This paper seeks to evaluate the impact of unbundling checked baggage fees on the U.S. airlines’ operational performance as measured through on-time arrival performance. When facing a fee, passengers checked less bags and brought more carry-on bags, resulting in increased situations of slow boarding, slow seating and checking bags at the gate as the overhead storage space were limited, thus the likelihood of flight pushback delays and further the on-time arrival performance could be impacted negatively. However, less checked-in bags reduced the stress of baggage handling, especially for transferring bags between different connecting flights in hub airports, this could positively impact the likelihood of on-time flight arrival performance.
I studied a sample of U.S. domestic nonstop routes between the 30 busiest airports operated by 11 major airlines over 2006-2010. Two-way fixed group and time effect models were used to estimate the main results and marginal effect analyses were performed based on each regression model. Stepwise regressions, instrument variables, and mean-centering technique were also used in the analysis.
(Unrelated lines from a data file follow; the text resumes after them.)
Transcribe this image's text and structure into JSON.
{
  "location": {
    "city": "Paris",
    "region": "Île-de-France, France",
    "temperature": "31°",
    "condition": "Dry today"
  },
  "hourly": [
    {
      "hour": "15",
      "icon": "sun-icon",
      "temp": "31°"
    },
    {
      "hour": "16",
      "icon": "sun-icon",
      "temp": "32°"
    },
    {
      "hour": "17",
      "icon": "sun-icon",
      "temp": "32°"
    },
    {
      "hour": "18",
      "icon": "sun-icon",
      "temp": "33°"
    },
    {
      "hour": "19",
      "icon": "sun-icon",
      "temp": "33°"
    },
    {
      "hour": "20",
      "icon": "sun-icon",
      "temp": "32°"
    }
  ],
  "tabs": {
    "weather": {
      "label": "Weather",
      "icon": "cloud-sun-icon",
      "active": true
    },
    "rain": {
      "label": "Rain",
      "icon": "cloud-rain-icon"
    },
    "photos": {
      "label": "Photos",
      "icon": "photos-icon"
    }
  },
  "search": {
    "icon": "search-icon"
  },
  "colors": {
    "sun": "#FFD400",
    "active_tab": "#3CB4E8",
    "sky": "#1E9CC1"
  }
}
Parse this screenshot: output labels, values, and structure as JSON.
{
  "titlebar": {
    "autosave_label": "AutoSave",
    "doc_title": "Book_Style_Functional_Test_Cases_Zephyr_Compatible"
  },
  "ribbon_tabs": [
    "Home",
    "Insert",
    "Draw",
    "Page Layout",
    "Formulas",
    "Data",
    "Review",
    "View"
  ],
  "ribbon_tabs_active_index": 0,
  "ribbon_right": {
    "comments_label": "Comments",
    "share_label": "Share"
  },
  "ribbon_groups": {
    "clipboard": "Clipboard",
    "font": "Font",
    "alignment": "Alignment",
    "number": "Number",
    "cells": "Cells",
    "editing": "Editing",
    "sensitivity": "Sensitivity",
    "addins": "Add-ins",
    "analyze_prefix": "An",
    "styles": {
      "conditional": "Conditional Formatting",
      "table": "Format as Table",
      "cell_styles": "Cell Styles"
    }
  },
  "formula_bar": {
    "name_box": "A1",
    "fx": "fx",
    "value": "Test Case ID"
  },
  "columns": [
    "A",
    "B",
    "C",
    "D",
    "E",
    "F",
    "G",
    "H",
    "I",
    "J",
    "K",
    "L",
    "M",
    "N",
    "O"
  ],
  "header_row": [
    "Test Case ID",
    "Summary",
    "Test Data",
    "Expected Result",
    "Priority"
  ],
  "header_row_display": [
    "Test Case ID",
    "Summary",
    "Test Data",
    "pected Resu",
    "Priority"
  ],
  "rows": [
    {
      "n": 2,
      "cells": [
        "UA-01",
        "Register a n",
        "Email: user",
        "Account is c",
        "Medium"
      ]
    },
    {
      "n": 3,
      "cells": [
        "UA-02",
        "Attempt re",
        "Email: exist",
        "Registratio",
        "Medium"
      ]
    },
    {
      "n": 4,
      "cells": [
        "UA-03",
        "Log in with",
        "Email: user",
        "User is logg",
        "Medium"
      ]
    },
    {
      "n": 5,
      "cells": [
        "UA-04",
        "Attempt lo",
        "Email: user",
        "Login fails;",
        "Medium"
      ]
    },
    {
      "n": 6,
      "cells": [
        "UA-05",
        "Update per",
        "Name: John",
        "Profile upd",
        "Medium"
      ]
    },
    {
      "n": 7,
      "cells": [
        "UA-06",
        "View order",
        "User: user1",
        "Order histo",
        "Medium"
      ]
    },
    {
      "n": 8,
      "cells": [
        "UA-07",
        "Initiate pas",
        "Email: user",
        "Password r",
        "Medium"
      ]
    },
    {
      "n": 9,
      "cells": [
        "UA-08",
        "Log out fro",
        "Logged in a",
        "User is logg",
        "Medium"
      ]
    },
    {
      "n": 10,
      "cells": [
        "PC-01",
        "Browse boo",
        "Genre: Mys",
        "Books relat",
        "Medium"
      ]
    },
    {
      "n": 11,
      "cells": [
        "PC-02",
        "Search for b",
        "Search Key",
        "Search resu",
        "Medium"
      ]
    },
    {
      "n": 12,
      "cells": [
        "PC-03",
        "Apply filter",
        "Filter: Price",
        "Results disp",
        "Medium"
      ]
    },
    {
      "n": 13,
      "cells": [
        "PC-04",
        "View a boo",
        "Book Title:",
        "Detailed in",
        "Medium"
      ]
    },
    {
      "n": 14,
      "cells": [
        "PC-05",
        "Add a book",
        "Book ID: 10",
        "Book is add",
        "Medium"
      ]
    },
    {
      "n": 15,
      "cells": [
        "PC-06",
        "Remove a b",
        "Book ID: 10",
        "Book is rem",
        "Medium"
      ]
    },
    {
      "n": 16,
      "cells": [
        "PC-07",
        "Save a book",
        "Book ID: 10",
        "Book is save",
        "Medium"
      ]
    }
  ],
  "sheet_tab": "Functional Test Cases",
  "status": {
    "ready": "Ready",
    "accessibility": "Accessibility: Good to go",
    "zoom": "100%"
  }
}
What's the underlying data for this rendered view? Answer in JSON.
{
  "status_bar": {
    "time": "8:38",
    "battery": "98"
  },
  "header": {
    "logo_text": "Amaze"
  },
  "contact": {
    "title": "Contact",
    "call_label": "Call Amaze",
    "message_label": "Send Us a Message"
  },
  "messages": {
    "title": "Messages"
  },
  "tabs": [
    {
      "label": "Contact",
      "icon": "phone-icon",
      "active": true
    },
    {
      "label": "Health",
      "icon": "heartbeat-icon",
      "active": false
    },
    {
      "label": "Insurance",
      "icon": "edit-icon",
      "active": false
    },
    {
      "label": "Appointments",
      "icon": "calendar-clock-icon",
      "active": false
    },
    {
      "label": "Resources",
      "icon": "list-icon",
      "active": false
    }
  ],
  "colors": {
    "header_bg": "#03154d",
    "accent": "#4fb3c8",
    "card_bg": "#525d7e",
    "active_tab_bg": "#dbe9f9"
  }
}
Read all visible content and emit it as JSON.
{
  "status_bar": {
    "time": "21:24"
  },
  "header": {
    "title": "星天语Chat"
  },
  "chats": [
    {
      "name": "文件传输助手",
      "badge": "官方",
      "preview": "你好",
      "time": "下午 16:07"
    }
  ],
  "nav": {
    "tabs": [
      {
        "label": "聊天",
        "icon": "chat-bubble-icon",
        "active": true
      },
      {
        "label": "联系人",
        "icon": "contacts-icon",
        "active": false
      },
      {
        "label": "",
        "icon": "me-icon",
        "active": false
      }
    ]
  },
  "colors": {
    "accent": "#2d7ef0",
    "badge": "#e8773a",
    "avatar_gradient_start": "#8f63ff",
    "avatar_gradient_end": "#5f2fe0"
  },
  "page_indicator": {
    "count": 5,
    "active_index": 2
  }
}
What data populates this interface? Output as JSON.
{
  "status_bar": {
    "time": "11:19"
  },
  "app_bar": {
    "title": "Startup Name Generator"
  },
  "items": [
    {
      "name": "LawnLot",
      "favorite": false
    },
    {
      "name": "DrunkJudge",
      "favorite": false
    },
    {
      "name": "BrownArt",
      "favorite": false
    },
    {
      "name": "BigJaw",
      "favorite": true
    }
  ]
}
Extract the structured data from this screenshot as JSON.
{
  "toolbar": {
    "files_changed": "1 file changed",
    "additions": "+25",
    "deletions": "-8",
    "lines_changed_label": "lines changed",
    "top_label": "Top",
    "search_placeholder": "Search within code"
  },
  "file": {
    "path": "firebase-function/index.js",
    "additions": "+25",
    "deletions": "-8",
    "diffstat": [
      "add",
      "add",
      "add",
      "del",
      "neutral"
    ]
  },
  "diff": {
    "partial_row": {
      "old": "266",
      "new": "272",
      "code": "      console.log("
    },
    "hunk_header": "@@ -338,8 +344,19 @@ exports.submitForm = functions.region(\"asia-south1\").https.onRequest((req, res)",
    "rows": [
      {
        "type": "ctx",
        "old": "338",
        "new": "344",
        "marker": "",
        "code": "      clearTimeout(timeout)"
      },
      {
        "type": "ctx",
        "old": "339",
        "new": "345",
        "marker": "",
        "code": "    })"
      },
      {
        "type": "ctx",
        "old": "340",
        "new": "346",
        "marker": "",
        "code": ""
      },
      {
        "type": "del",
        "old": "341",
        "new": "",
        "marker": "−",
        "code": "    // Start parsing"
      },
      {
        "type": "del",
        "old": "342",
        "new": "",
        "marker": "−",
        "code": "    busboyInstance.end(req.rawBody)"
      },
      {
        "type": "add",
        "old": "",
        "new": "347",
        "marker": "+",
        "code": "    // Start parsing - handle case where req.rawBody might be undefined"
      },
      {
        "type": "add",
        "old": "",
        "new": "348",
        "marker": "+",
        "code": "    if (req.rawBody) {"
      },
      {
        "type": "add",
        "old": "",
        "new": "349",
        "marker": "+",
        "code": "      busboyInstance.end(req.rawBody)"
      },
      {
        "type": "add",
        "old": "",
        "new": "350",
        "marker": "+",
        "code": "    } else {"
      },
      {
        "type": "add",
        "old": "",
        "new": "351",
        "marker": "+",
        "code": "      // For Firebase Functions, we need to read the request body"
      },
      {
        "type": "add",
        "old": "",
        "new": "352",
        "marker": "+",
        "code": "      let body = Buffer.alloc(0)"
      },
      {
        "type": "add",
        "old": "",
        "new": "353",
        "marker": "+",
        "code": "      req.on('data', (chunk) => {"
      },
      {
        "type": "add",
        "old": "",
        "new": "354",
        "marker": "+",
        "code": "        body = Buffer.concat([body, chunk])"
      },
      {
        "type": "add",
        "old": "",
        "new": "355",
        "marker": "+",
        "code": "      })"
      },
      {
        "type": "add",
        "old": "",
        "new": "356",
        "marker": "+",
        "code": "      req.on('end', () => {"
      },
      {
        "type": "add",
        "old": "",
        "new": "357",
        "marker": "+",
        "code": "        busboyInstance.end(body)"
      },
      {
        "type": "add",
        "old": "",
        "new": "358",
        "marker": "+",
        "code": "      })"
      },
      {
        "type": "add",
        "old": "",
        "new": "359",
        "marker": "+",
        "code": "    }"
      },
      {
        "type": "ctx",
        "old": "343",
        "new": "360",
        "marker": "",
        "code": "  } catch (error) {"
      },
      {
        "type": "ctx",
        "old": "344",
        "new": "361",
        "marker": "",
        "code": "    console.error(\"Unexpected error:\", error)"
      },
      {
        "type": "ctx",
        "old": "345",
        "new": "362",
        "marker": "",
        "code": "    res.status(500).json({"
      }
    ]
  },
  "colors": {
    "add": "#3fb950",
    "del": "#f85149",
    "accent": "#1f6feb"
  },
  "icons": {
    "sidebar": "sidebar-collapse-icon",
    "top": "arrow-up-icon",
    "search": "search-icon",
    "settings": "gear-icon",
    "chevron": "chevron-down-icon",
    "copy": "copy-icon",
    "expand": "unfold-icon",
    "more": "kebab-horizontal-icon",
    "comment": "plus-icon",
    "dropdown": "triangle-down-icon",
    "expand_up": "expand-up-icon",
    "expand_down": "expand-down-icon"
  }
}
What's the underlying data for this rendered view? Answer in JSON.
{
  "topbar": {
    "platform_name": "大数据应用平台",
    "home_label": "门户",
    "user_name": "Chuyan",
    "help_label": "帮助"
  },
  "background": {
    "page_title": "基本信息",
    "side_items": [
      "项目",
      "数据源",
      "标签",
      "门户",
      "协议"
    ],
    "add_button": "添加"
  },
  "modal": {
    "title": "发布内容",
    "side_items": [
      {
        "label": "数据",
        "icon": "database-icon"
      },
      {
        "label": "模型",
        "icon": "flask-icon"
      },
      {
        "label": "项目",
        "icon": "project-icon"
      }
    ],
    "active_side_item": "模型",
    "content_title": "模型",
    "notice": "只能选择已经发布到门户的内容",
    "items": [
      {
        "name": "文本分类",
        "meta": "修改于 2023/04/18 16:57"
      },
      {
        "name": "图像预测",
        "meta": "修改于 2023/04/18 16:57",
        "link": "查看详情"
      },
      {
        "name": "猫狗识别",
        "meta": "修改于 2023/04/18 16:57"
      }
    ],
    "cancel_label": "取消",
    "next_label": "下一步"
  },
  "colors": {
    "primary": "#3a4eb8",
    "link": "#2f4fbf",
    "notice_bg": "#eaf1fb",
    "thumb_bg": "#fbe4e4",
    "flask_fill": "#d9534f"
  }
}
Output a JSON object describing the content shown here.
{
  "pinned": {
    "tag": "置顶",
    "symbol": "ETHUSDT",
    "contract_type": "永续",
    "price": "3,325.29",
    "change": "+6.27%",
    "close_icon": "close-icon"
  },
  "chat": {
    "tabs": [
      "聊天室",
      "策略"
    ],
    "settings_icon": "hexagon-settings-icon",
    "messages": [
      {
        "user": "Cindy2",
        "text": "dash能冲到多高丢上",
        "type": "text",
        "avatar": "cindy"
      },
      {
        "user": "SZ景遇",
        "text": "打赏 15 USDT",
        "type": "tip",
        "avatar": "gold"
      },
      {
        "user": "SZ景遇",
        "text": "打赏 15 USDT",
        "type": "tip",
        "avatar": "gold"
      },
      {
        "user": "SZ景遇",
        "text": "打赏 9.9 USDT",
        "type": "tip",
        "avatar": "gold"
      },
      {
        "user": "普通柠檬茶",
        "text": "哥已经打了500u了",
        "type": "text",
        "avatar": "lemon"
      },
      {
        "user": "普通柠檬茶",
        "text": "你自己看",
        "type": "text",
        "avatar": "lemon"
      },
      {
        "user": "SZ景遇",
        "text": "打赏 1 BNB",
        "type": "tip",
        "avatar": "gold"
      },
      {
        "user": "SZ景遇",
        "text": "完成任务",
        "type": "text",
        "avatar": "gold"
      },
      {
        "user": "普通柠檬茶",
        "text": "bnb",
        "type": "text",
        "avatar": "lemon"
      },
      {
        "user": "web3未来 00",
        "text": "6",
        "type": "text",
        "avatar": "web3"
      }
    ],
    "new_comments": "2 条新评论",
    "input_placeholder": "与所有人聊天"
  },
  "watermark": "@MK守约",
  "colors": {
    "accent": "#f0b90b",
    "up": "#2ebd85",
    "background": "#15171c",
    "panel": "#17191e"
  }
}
I show that implementing a checked baggage fee policy resulted in better on-time arrival performance for an average route, with this improvement being higher on the hub-origin routes but lower on the hub-destination routes, on the routes with a higher concentration level, and during the Great Recession. This study is among the first to quantify the impact of checked baggage fee policy on the on-time arrival performance of U.S. airlines with the contribution of taking the heterogeneity across routes into account.